Greatest sports figures in L.A. history, No. 12: Wayne Gretzky
Continuing our countdown of the 20 greatest figures in L.A. sports history, as chosen in voting by our online readers, with No. 12, Wayne Gretzky.
No. 12 Wayne Gretzky (36 first-place votes, 1,547 points)
On Aug. 9, 1988, ithe Edmonton Oilers traded the greatest player in NHL history, Wayne Gretzky, along with Marty McSorley and Mike Krushelnyski, to the Kings for Jimmy Carson, Martin Gelinas, $15 million in cash, and the Kings' first-round draft picks in 1989 (later traded to the New Jersey Devils – New Jersey selected Jason Miller), 1991 (Martin Rucinsky) and 1993 (Nick Stajduhar).
The trade turned Los Angeles from a city with tens of thousands of hockey fans into one with hundreds of thousands of hockey fans.
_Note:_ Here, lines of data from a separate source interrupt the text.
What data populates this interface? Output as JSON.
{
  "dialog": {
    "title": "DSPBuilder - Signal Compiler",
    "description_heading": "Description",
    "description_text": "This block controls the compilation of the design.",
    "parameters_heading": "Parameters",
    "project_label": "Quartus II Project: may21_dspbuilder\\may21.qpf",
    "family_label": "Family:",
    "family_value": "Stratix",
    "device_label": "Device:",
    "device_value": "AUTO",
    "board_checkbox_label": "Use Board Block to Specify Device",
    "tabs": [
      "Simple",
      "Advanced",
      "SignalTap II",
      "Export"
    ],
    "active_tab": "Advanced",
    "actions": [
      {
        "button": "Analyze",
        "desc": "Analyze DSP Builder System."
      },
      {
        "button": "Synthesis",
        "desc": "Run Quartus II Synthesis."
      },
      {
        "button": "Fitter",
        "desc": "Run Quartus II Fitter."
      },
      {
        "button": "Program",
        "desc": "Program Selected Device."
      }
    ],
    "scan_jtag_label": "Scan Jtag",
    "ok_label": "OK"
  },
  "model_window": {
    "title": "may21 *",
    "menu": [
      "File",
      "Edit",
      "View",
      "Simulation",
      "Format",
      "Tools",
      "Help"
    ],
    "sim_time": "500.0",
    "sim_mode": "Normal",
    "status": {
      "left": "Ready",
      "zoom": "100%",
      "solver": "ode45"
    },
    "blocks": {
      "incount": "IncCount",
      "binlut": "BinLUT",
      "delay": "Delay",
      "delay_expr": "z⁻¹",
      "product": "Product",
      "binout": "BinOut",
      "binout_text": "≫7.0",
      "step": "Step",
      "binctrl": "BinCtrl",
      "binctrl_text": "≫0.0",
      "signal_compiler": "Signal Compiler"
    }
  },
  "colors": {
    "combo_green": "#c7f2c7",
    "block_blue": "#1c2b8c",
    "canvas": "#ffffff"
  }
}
Gretzky scored on his first shot on goal in the first regular-season game and led the Kings into the playoffs his first season. He won the Hart Trophy as league MVP and was named the AP male athlete of the decade.
Gretzky was sidelined for much of the 1992–93 season with a back injury, but still led the team in the playoffs, scoring a hat trick in Game 7 of the Campbell Conference finals against the Toronto Maple Leafs as the Kings made the Stanley Cup Finals for the first (and only) time. The less said about what happened there, the better. Curse you, stick of Marty McSorley!
The next season, Gretzky broke Gordie Howe's career goal-scoring record and won the scoring title, but the Kings failed to make the playoffs during the rest of his tenure with the team. On Feb. 27, 1996, Gretzky was traded to the St. Louis Blues for Patrice Tardif, Roman Vopat, Craig Johnson, and two draft picks.
Many credit Gretzky's trade to the Kings with the creation of the Mighty Ducks and the San Jose Sharks as the NHL spread to places it had never been before.
In 2000, the NHL announced Gretzky's number, 99, would never be worn by another player and in 2002, the Kings unveiled a life-size statue of Gretzky outside Staples Center.
Photo: Wayne Gretzky with the Kings in 1994. Credit: Los Angeles Times